Disney never licensed its content for Ultraviolet (which most studios aren’t even calling “Ultraviolet” on disc packages anymore, just “Digital Movies”), in no small part because it knew the day would come when it would do its own thing on the back of its powerful library.
You can purchase movies from participating studios on Disney Movies Anywhere — to do so, it briefly and seamlessly takes you out to one of its retail partners if it’s not a Disney movie — which then immediately appear in your Movies Anywhere library. New sign-ups get free copies of Ghostbusters, Ice Age, Big Hero 6, Jason Bourne and The LEGO Movie, depending on which services they link.
The interface is pretty simple, if nothing special — you can sort by “recently added,” A-to-Z and Z-to-A, but there’s no categories or customization. If you own a huge library of digital movies, you’ll just have to know what you want to find. But Disney tells me those capabilities will be coming.
There’s also no rental or streaming option here — Disney Movies Anywhere is just a platform for digital sell-through, which is the most expensive digital option, but also the first available, sometimes weeks before physical discs and many months before streaming.
It’s not yet clear what Disney is getting out of this; they wouldn’t tell me what, if any, slice of a sale they get from a film that gets ported over to their platform.
But Disney Movies Anywhere might be the solution to a bigger problem than just another revenue stream: The movie industry has been trying to crack the digital-locker model for many years, and Ultraviolet may wind up being the Beta to Disney Movies Anywhere’s VHS — a format that worked fine but was ultimately leapfrogged as consumers made their preference known.
Buying digital movies outright for as much as $19.99 isn’t for everyone.
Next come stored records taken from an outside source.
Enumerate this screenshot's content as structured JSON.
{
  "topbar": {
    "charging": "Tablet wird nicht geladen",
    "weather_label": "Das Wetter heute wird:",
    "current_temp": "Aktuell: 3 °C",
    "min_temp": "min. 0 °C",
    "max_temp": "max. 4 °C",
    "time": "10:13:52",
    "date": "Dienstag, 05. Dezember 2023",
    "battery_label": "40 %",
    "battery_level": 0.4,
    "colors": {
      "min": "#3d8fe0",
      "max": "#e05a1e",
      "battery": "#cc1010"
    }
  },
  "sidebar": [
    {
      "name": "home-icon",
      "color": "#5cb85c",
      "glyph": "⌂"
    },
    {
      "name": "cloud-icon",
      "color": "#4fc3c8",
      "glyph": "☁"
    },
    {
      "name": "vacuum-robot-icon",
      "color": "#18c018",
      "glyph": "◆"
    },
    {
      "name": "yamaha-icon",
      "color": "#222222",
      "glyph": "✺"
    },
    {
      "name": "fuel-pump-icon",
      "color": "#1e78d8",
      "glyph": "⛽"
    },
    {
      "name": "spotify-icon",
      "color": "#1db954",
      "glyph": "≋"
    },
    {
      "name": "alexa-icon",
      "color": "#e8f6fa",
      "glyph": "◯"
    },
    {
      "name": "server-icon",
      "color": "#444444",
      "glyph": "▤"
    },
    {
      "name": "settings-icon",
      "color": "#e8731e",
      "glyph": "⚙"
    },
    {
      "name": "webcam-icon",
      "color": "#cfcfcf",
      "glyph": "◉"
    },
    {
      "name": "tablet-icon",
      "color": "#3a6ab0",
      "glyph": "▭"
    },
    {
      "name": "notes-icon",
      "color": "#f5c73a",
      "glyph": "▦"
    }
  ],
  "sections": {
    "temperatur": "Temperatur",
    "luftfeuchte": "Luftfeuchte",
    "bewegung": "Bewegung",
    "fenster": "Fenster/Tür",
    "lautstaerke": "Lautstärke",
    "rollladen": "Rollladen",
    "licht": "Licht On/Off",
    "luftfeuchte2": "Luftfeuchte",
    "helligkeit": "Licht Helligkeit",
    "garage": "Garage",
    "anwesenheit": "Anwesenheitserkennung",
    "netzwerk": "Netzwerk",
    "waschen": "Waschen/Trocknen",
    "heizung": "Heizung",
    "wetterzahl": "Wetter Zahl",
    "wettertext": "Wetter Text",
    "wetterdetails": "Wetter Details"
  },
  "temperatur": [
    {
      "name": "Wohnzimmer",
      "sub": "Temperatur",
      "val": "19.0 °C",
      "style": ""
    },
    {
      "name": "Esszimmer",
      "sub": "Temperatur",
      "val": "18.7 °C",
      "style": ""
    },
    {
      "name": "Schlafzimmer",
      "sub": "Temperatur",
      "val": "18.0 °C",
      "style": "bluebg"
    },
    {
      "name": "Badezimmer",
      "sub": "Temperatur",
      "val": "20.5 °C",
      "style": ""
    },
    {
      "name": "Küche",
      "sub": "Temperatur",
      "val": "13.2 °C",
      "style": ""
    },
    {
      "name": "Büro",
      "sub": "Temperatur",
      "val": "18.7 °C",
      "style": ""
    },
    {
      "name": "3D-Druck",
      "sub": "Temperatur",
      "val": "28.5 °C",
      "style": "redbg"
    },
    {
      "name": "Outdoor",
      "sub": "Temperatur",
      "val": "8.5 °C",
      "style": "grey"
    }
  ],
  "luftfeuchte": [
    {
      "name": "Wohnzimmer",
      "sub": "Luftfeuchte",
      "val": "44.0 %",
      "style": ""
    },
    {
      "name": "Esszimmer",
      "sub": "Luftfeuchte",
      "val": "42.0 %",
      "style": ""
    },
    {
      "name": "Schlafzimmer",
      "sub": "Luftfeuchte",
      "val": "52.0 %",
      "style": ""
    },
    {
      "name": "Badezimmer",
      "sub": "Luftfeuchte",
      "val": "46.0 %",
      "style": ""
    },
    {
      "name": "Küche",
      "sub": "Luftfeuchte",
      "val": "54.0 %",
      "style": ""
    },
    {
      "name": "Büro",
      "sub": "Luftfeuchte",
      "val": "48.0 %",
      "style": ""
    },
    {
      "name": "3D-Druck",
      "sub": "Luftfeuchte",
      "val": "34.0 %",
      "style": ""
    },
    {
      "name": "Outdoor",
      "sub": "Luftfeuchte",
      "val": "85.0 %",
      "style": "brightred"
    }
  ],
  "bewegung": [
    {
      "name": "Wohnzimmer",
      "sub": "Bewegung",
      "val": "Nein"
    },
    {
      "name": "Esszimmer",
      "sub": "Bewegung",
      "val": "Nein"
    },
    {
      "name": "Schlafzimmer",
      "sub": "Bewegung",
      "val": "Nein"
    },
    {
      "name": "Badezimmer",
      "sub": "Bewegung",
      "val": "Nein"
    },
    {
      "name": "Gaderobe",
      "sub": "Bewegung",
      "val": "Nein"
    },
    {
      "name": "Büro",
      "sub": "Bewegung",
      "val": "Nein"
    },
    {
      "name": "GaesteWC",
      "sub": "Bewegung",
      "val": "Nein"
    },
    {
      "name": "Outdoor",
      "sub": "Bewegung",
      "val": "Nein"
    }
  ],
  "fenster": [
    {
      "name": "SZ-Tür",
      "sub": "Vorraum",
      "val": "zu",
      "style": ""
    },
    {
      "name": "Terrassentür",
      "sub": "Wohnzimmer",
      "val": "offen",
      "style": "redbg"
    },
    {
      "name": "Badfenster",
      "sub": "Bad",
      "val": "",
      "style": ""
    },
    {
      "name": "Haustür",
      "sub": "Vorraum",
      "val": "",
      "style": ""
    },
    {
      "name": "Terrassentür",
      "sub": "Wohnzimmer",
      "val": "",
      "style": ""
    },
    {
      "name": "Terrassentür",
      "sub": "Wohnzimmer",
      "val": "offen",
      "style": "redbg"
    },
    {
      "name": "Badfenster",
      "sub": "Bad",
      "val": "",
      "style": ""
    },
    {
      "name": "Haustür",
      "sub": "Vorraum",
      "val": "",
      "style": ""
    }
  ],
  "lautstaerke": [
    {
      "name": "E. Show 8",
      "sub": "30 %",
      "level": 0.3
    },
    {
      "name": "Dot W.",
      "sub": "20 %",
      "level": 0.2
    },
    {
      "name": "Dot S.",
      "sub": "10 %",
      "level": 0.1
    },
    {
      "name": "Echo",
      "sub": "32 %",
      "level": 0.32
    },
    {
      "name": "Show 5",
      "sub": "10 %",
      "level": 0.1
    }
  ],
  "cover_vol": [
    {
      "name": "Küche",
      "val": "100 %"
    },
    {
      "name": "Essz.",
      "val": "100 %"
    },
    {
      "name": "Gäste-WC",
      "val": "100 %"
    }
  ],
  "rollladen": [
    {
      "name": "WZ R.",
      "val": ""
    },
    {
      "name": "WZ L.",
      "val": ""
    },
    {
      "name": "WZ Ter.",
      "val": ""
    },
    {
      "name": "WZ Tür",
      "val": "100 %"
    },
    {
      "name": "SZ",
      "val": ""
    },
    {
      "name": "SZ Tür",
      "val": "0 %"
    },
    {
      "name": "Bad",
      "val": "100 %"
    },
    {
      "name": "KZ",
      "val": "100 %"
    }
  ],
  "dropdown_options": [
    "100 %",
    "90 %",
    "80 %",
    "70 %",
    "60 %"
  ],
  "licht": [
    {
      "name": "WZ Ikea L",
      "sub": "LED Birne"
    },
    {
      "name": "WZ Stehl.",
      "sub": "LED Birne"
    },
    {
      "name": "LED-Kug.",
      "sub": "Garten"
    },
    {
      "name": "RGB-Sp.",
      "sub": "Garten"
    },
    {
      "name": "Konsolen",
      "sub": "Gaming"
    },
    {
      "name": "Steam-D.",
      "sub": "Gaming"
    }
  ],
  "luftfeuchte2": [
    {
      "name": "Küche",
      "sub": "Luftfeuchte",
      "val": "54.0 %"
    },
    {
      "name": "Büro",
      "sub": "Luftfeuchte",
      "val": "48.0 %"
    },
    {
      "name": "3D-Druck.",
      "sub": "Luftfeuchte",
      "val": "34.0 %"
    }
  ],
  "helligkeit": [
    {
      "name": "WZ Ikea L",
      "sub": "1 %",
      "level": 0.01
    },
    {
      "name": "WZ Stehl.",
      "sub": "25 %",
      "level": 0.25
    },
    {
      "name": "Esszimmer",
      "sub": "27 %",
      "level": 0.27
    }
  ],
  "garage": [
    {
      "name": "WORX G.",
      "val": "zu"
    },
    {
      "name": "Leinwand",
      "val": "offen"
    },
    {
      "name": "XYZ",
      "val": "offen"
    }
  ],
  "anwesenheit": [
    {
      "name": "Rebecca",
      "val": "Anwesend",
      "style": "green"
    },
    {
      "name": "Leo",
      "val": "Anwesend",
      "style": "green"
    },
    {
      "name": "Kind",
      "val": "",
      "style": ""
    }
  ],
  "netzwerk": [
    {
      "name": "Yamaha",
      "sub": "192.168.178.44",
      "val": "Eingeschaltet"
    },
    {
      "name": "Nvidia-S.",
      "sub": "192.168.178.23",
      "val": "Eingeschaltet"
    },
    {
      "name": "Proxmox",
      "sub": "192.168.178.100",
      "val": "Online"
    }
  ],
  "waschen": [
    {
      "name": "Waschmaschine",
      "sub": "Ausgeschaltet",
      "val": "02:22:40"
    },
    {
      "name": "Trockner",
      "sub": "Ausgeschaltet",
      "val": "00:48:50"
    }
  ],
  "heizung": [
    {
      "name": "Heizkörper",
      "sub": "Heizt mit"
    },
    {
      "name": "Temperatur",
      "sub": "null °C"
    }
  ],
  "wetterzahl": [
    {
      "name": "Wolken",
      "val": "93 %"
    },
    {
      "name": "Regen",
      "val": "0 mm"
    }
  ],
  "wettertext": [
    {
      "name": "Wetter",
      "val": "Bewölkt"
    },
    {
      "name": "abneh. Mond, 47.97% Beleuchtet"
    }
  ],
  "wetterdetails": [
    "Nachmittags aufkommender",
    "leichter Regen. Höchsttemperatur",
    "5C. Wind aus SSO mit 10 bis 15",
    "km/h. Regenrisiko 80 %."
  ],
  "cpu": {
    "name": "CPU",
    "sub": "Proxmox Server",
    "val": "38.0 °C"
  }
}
But everyone who buys digital movies outright is going to want to sign up for this service that’s been a long time coming.